History of Christmas Tree
The first Christmas tree is thought to have originated in Germany during the time of St. Boniface, an English missionary to Germany in the eighth century.
A fir tree decorated in honor of the Christ Child took the place of the sacrifices made to the Norse god Odin’s sacred oak, which some believe was Thor’s Thunder Oak.
The legend is told that Boniface found a group of “pagans” preparing to sacrifice a boy near an oak tree near Lower Hesse, Germany.
He cut down the oak tree with a single ax stroke and stopped the sacrifice.
In place of the oak, a small fir tree appeared. He told the pagans this was the “tree of life” and stood for Christ.
A legend began to circulate in the early Middle Ages that when Jesus was born in the dead of winter, all the trees throughout the world shook off their ice and snow to produce new shoots of green.
The medieval Church would decorate outdoor fir trees, known as “paradise trees,” with apples on Christmas Eve. They called it “Adam and Eve Day” and celebrated with a play.
Accounts persist that Martin Luther introduced the tree lighted with candles in Wittenberg, Germany, in the mid-16th century.
He often wrote and preached on Advent and Christmas. He loved Christmas and wrote at least five hymns about it. One of his students wrote of Luther, saying:
For this is indeed the greatest gift, which far exceeds all else that God has created. Yet we believe so sluggishly, even though the angels proclaim and preach and sing, and their lovely song sums up the whole Christian faith, for “Glory to God in the highest” is the very heart of worship.
As Luther returned to his home after a walk one winter night, the story goes, he tried unsuccessfully to describe the beauty of the starry night glittering through the trees to his family.
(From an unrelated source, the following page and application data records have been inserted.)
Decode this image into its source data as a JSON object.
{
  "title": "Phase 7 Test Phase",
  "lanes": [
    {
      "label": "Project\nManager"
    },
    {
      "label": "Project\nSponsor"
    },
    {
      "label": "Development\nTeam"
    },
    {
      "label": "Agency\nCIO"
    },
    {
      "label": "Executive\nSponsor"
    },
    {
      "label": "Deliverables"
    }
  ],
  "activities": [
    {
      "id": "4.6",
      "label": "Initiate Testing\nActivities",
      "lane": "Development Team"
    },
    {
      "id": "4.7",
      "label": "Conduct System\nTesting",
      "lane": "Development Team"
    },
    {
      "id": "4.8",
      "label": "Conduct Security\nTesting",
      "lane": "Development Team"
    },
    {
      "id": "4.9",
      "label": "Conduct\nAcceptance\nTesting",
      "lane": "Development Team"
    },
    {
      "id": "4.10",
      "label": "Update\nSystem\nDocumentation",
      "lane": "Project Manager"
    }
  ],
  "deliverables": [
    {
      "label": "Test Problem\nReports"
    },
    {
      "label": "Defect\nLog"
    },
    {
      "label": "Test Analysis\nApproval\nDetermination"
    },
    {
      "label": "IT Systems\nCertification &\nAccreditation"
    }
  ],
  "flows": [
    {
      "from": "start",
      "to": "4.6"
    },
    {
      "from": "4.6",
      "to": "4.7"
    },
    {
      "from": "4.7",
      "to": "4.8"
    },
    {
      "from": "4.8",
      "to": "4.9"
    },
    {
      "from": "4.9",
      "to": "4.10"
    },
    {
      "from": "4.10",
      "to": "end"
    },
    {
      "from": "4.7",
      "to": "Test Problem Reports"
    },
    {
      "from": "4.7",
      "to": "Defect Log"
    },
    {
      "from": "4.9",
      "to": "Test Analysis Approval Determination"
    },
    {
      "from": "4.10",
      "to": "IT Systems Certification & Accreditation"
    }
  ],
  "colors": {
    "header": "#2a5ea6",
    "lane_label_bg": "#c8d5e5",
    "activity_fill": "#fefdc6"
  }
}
Instead, he went outside, cut down a small fir tree to bring inside his home, and put lighted candles upon it.
In a manuscript dated 1605, a merchant in Strasbourg, Germany (at that time), wrote that at Christmas, they set up fir trees in the parlors to
“hang thereon roses cut out of paper of many colors, apples, wafers, spangle-gold and sugar…”
Though Christmas tree selling dates back to the mid-1500s in Strasbourg, the custom of decorating the trees may have developed from the medieval Paradise Play. This play was a favorite during the Advent season because it ended with the promise of a Savior. The action in the play centers around a fir tree hung with apples.
The earliest date in England for a Christmas tree was at Queen’s Lodge, Windsor, by Queen Charlotte, the German-born wife of George III, for a party she held on Christmas Day, 1800, for the children of the leading families in Windsor. Her biographer, Dr. John Watkins, describes the scene:
In the middle of the room stood an immense tub with a yew tree placed in it, from the branches of which hung bunches of sweetmeats, almonds, and raisins in papers, fruits and toys, most tastefully arranged, and the whole illuminated by small wax candles.
After the company had walked around and admired the tree, each child obtained a portion of the sweets which it bore together with a toy and then all returned home, quite delighted.
German pilgrims moved to Canada from the United States in the 1700s. They carried with them a hefty portion of the things related to Christmas we value today—adventure schedules, gingerbread houses, treats, and Christmas trees.
At the point when Queen Victoria’s German spouse, Prince Albert, set up a Christmas tree at Windsor Castle in 1848, the Christmas tree turned into a convention all through England, the United States, and Canada.
Christmas tree next to the portrait of George Washington, East Room, White House, 2019
Many communities vied for the honor of decorating the first Christmas tree in America. One story tells of Hessian (German) soldiers who fought for King George III in the Revolutionary War.
They left their posts unguarded as they were keeping Christmas in Trenton, New Jersey, around a decorated tree. George Washington and his troops were hungry and freezing at Valley Forge, but they planned their attack knowing that the Hessians would be celebrating and thus would not be as able to defend themselves.
Christmas trees became quite popular in the United States following the invention of the electric light. In 1895, President Grover Cleveland decorated the tree at the White House with electric lights. This idea caught on and spread across the country.
Popularization of the Christmas Tree
The Christmas Tree was most successfully popularized in England by the German Prince Albert soon after his marriage to Queen Victoria.
Though the tree had been introduced by a previous royal consort, in 1841, he began the recurring annual custom of decorating a large tree in Windsor Castle.
In 1848, a print showing the royal couple with their children was published in the “Illustrated London News.”
Albert gave trees to Army barracks, and imitation followed. From this time on, the popularity of decorated fir trees spread beyond royal circles and throughout British society, thanks mainly to Albert’s efforts.
Even Charles Dickens called the Christmas tree a “new German toy.” Eventually, he had one in his London townhome.
German immigrants brought the custom to the United States, and tree decorating is recorded back to 1747 in Bethlehem, Pennsylvania.
How do you decorate your Christmas tree?